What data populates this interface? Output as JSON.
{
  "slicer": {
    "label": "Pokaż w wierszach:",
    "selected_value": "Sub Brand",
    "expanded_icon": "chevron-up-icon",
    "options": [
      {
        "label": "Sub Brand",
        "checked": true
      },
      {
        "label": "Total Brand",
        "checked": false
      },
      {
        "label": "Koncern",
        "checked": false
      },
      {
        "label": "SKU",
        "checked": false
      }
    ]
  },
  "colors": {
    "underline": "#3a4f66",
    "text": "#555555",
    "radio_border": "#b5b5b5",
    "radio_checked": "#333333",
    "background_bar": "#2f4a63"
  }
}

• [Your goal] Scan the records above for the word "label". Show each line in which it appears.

• [Answer to this problem]
    "label": "Pokaż w wierszach:",
        "label": "Sub Brand",
        "label": "Total Brand",
        "label": "Koncern",
        "label": "SKU",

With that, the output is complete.